In late 1985 the coal production at Rose Heyworth Colliery ceased and the line was removed in readiness for the construction of the main road A467 that had been planned, prior to the closure of the colliery to run through the valley from Newport to Brynmawr. The stretch of road between Abertillery and Brynmawr used the route of the old railway line with a few deviations from the original railway foundations.
Notes of Interest – Mr Reginald James Blewitt (Promoter of the Newport and Nantyglo Railway Company) was born in 1799, second son of Major Edward Blewitt of Llantarnum Abbey and the great-grandson of Sir Samuel Blewitt, Master of the Skinners Company and Sheriff of London in 1697. He was educated at Rugby School and practised to become a solicitor though retired in 1827, he kept his term at Lincoln’s Inn hoping to take to the bar at a later time.
In 1829 he helped establish the “Monmouthshire Merlin” Newspaper with Mr Charles Hough though Mr Hough went bankrupt in 1831 and Mr Blewitt became the sole proprietor. Joseph Bailey Jnr and Messrs Joseph & Crawshay Bailey Esqs were political adversaries and Mr Joseph Bailey financially backed the “Beacon” Newspaper to publicly attack Mr Blewitt.
In July 1836 Mr Reginald Blewitt along with Mr John Owen, Mr Phillip Jones, Mr Thomas Fothergill, Mr William Towgood, Mr John Jones and Mr Henry Wyborne Jones Esq set up the “Monmouthshire and Glamorganshire Banking Company”.
In July 1837 Mr Blewitt was elected to the post of the M.P. for the Monmouthshire Boroughs taking over the post vacated by Sir Benjamin Hall.

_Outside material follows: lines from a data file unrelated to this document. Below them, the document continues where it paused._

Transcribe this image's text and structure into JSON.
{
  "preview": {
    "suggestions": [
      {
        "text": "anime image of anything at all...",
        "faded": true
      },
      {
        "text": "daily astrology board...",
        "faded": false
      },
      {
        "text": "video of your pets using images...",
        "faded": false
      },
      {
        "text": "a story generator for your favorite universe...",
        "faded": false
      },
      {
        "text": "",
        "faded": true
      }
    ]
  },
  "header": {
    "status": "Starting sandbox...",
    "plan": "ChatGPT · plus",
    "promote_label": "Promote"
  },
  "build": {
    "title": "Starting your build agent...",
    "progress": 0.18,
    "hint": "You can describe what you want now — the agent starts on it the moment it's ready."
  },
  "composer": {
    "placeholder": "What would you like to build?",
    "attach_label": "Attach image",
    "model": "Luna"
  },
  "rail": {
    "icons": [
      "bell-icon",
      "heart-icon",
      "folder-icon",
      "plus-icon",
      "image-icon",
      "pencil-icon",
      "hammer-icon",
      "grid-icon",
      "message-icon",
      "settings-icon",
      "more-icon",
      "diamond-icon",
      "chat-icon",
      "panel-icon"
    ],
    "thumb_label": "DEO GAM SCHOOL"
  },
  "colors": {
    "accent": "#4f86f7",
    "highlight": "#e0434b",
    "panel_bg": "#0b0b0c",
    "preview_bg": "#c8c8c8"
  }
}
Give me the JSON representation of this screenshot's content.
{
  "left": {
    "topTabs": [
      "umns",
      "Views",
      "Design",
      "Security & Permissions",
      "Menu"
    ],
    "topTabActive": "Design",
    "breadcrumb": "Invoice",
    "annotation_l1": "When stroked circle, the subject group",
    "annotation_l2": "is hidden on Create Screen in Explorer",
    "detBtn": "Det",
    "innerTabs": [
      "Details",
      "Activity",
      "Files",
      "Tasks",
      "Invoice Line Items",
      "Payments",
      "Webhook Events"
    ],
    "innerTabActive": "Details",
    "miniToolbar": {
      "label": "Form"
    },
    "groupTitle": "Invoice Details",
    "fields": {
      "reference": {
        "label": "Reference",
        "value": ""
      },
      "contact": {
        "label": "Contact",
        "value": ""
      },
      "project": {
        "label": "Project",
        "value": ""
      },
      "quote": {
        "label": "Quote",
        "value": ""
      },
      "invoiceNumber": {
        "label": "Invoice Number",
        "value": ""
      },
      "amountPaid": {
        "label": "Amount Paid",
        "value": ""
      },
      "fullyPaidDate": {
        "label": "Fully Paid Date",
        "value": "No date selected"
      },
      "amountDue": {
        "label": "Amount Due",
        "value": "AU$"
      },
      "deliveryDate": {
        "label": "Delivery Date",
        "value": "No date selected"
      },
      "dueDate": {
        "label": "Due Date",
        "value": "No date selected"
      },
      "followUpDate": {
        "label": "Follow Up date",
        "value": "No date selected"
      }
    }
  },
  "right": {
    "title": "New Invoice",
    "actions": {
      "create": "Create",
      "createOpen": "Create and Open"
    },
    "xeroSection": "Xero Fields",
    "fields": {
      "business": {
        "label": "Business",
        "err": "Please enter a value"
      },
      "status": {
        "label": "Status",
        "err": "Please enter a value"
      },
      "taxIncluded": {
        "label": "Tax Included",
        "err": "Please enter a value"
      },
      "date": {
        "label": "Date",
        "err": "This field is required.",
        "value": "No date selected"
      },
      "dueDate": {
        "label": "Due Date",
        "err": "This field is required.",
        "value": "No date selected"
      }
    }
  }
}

He defeated the Conservative Mr Crawshay Bailey in the elections by 172 votes to 117.
In 1843 Mr Blewitt was the owner of the Cwmbran Works and Collieries and in 1845 was the proprietor of the Blaendare Iron and Coal Works.
In 1846 he established and was the proprietor of the Old Llanhilleth Colliery, which soon became substantial workings under the Llanhilleth Mountain.
On the 21st July 1847 Mr R. J. Blewitt had a test and exhibition of a new pump at his colliery in Llanhilleth. The Adcocks Spray Pump was designed and built by Mr Henry Adcock C.E. an Engineer from Birmingham. It was designed to pump water from mines and shafts in the progress of being sunk. At the exhibition of the pump the following men were observed Mr R. J Blewitt Esq MP; Mr Thomas Powell Esq (The Gaer); Mr John Russell Esq (Risca); Mr John Harley Esq (Pontypool); Mr Frederick Levick Esq (Cwm Celyn and Blaina Works); Mr William Williams Esq (Snatchwood and Golynos Works); Mr Richard Baily Esq; Mr Decimus Protheroe Esq; Mr W. T. H. Phelps Esq (Newport); Mr John James Esq; Mr Edward Dowling Esq; Mr Thomas Latch Esq; Mr Rowe (Engineer of Rhymney); Mr Hughes (Engineer); Mr Pierce; Mr Nicholas; Mr Gethin Jnr; Mr Howard; Mr James Woodfield; Mr Jenkins (Llanhilleth):
In 1872 the Monmouthshire Merlin reported the the Llanhilleth Colliery had been sold to Mr Walter Powell, and that it had been previously been sunk many years ago by Mr Blewitt.
Mr Reginald James Blewitt sadly passed away on 11th September 1878.